• What you should do
Look through the material that follows and show every line with the string "true".

• Source material
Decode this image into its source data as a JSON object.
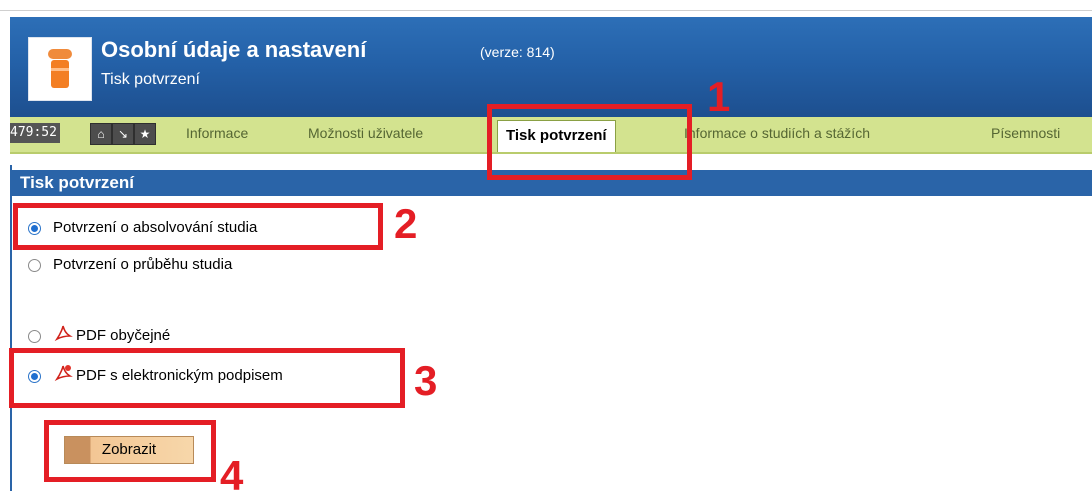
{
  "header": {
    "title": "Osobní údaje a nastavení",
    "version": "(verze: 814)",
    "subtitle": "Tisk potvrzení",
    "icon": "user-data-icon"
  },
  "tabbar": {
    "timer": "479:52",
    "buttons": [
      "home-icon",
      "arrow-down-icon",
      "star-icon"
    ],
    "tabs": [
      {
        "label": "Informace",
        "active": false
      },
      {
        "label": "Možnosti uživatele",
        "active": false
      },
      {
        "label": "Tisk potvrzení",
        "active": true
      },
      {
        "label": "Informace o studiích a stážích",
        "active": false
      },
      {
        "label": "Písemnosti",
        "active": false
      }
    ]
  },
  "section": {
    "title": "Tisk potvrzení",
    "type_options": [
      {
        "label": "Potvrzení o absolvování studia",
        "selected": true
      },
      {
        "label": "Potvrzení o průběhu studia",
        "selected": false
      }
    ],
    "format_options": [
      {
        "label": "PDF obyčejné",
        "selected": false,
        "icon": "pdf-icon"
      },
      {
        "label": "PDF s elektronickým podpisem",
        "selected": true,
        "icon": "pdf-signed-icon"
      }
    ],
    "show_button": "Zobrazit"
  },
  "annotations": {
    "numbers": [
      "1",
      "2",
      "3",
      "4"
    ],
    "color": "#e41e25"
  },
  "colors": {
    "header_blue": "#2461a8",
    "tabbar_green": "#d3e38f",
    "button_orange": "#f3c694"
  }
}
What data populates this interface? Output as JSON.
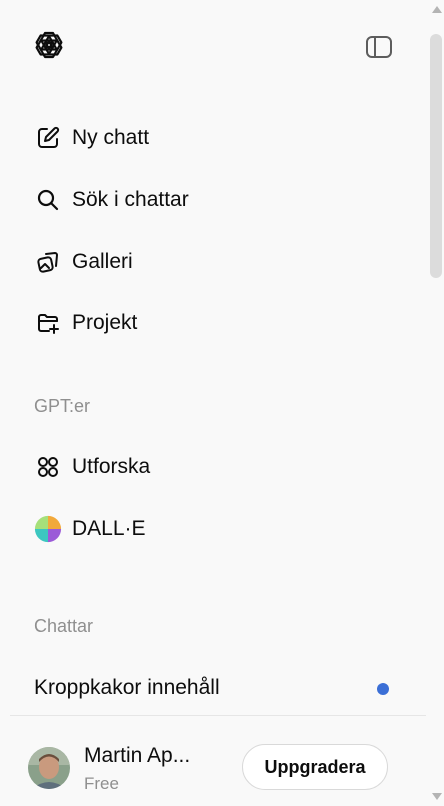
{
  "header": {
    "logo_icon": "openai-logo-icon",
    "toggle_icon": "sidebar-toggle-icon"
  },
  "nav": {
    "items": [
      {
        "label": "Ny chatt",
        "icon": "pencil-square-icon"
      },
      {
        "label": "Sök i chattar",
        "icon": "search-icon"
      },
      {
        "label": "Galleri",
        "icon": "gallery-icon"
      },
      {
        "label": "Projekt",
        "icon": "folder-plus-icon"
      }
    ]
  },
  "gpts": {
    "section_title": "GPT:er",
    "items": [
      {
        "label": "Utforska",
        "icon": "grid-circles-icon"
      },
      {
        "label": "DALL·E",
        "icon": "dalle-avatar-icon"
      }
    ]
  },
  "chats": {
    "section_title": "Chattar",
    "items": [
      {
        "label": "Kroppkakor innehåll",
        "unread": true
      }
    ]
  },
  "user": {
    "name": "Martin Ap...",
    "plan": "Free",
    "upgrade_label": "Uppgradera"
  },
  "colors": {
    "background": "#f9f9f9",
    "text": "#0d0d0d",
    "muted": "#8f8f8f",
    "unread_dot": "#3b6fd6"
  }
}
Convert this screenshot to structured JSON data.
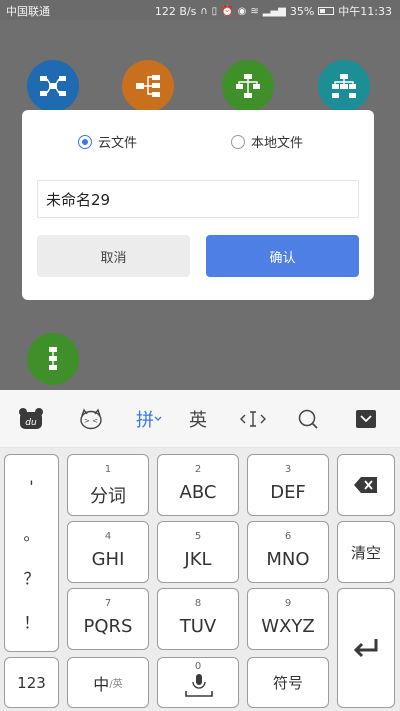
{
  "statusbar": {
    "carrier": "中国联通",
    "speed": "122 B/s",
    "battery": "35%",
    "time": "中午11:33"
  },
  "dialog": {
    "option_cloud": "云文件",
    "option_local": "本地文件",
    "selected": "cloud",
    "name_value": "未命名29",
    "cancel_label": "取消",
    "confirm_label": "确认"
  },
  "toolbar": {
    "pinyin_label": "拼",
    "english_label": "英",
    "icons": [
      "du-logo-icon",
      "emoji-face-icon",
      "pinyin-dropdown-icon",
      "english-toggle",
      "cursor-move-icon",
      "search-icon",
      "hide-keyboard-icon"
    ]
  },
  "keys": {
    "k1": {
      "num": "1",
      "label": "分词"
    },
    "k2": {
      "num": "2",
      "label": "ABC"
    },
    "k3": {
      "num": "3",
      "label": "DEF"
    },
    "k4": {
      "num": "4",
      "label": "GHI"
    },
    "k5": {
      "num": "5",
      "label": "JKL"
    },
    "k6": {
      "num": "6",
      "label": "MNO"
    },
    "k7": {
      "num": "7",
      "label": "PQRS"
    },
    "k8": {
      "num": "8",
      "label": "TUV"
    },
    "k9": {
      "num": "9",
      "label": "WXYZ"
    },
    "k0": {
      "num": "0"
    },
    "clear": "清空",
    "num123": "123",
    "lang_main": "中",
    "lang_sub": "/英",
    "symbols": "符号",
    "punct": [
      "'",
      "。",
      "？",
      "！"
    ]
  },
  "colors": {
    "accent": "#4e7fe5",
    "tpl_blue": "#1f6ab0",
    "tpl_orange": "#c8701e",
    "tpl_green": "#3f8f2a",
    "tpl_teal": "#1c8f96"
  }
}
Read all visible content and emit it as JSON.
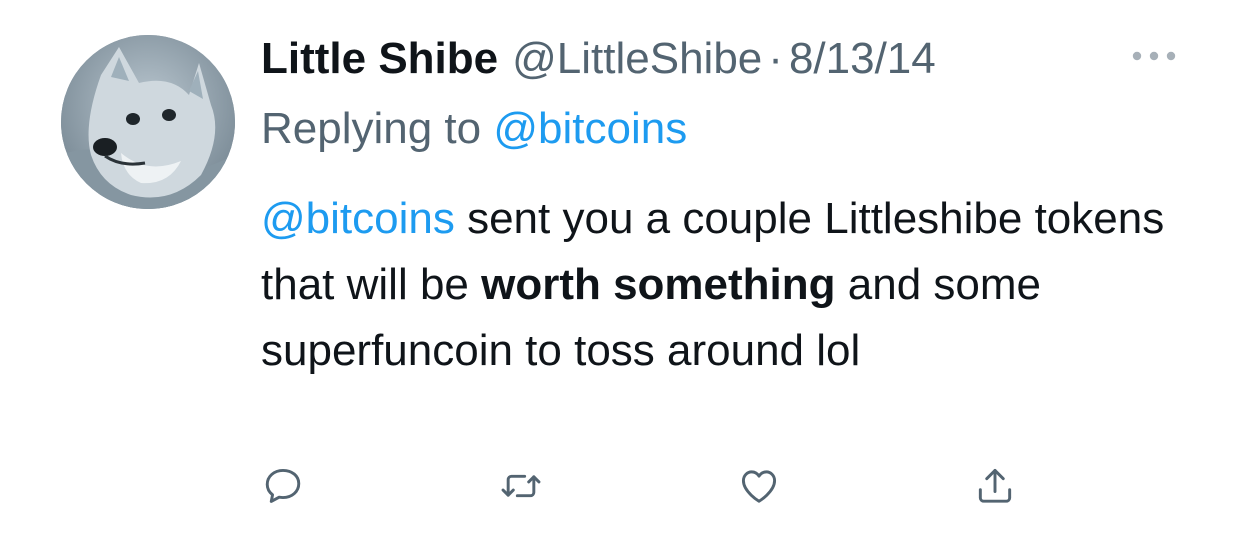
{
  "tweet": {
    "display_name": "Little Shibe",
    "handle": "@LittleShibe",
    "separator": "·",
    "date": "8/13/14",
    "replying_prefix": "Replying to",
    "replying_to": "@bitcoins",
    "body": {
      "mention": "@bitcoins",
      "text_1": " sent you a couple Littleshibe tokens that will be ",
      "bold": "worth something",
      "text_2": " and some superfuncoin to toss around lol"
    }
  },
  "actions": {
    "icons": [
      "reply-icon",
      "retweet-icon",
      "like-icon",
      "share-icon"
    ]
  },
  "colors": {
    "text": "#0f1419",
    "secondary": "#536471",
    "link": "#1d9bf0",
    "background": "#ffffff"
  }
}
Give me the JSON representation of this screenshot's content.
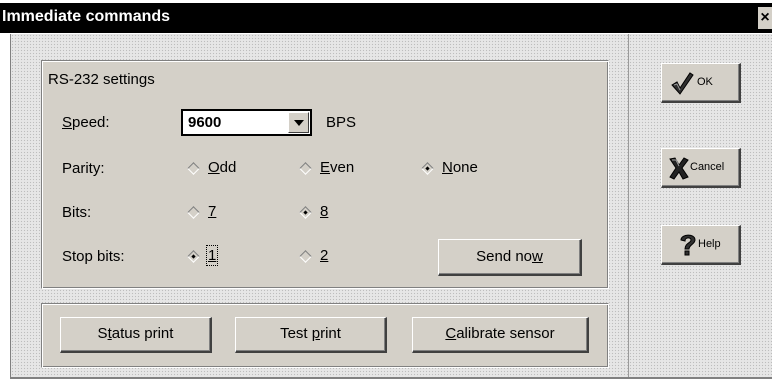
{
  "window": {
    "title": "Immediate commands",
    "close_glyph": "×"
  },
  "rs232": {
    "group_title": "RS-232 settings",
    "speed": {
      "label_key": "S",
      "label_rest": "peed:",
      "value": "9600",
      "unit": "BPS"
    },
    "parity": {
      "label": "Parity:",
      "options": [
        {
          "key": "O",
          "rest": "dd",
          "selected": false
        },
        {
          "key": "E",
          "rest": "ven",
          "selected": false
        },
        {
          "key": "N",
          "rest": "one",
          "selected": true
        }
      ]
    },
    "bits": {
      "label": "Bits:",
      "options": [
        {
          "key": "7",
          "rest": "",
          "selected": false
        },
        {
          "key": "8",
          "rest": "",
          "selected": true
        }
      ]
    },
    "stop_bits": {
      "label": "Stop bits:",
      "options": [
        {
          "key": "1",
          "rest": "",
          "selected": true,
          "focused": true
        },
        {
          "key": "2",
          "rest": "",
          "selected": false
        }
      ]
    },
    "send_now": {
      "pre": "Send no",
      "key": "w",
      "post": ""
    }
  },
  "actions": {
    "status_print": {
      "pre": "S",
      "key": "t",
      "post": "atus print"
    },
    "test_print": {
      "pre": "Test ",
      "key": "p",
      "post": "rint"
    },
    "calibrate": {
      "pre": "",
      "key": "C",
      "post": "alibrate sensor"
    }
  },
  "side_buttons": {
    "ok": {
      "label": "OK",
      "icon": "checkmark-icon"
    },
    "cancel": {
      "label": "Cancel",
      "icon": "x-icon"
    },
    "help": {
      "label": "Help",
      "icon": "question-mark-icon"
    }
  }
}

• Answer section
        "active": true
        "selected": true
        "selected": true,
        "unread": true
          "selected": true
          "selected": true
          "selected": true,
          "focused": true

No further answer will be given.